- Oct. 21. Building a Next Generation Security Operations Center. 2 p.m. ET. Webinar sponsored by Sqrrl. Free with registration.
- Oct. 27. The Right Security for the Internet of Things. 2 p.m. ET. Webinar sponsored by TechOnline. Free with registration.
- Oct. 28. The Cyber-Centric Enterprise. 8:15 a.m. ET. Virtual conference. Free with registration.
- Oct. 28-29. SecureWorld Dallas. Plano Centre, 2000 East Spring Creek Parkway, Plano, Texas. Registration: open sessions pass, $25; conference pass, $175; SecureWorld plus training, $545.
- Oct. 28-29. Securing New Ground. Conference sponsored by Security Industry Association. Millennium Broadway Hotel, New York City. Registration: after Sept. 7 — member, $1,095; nonmember, $1,495; CISO, CSO, CIO, $300.
- Nov. 4. Bay Area SecureWorld. San Jose Marriott, 301 South Market St., San Jose, California. Registration: open sessions pass, $25; conference pass, $175; SecureWorld plus training, $545.
- Nov. 7. B-Sides Dallas/Fort Worth. UT Dallas, Science Learning Center building. Free.
- Nov. 10. FedCyber 2015 Annual Summit. Tyson’s Corner Marriott, 8028 Leesburg Pike, Tyson’s Corner, Virginia. Registration: $395; academic, $145; government and military, free.
- Nov. 11-12. Seattle SecureWorld. Meydenbauer Center, 11100 NE 6th St., Bellevue, Washington. Registration: open sessions pass, $25; conference pass, $175; SecureWorld plus training, $545.
- Nov. 13-14. B-Sides Delaware. Wilmington University, New Castle Campus, 320 North Dupont Highway, New Castle, Delaware. Free with registration.
- Nov. 24-25. Cyber Impact Gateway Conference. ILEC Conference Centre and Ibis London Earls Court, London, UK. Registration: Before Oct. 9 — end users, Pounds 1,799 plus VAT; solution providers, Pounds 2,799 plus VAT. Before Oct. 30 — end users, Pounds 1,899 plus VAT; solution providers, Pounds 2,899 plus VAT. Standard — end users, Pounds 1,999 plus VAT; solution providers, Pounds 2,999 plus VAT.
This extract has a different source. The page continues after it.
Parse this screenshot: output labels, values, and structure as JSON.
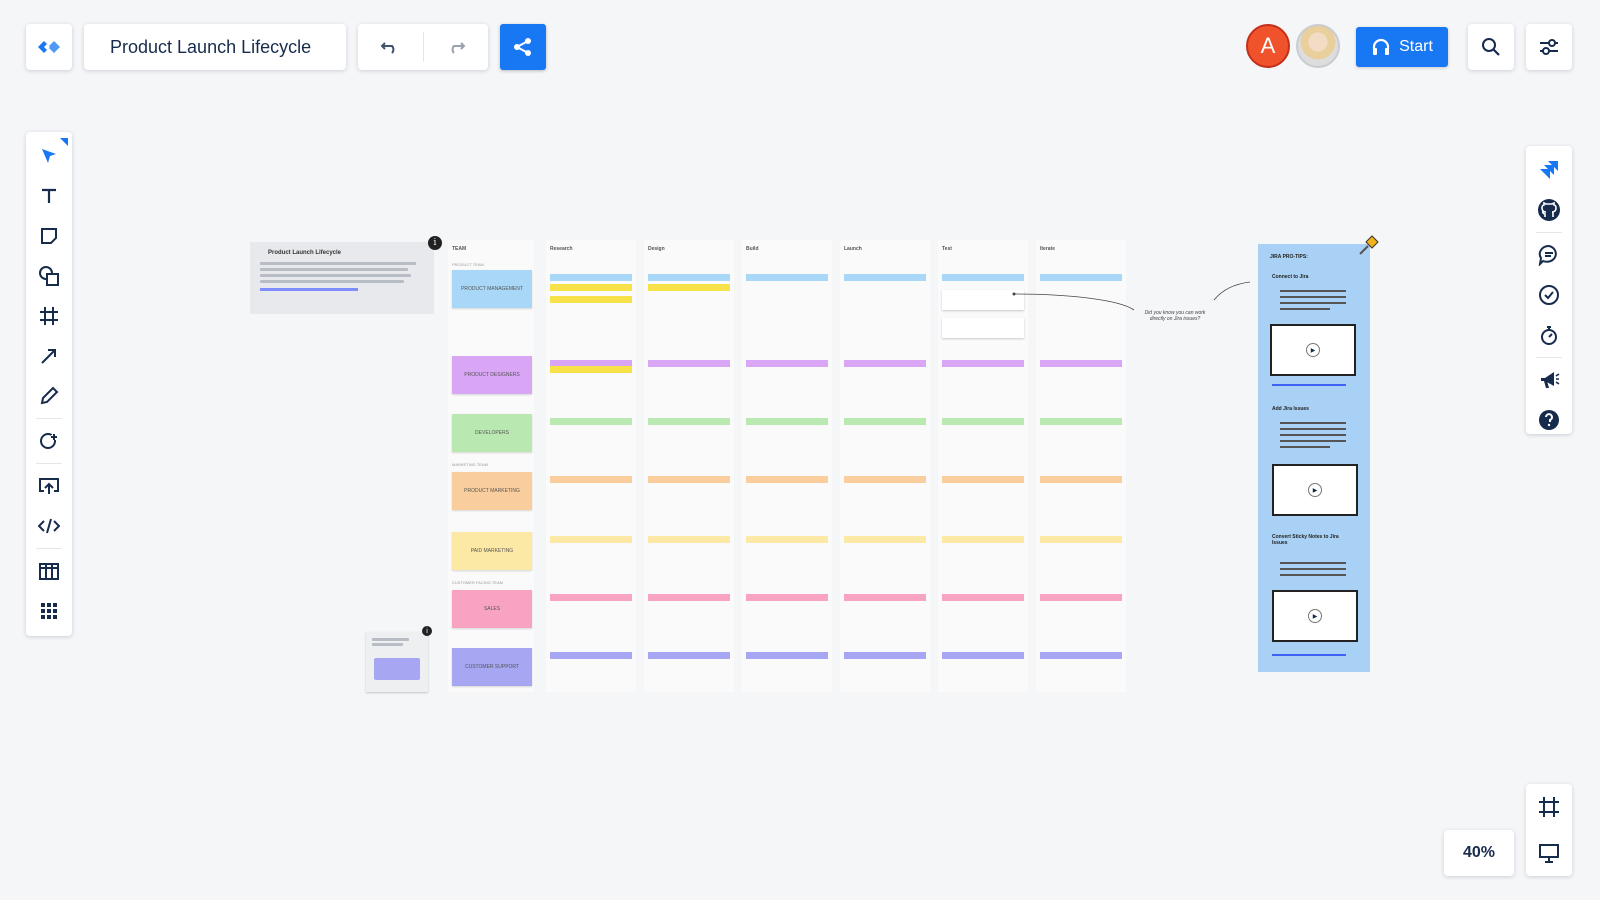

- Dec. 12. Threats and Defenses on the Internet. Noon ET. Northeastern University, Burlington Campus, 145 South Bedford St., Burlington, Massachusetts. Registration: $6.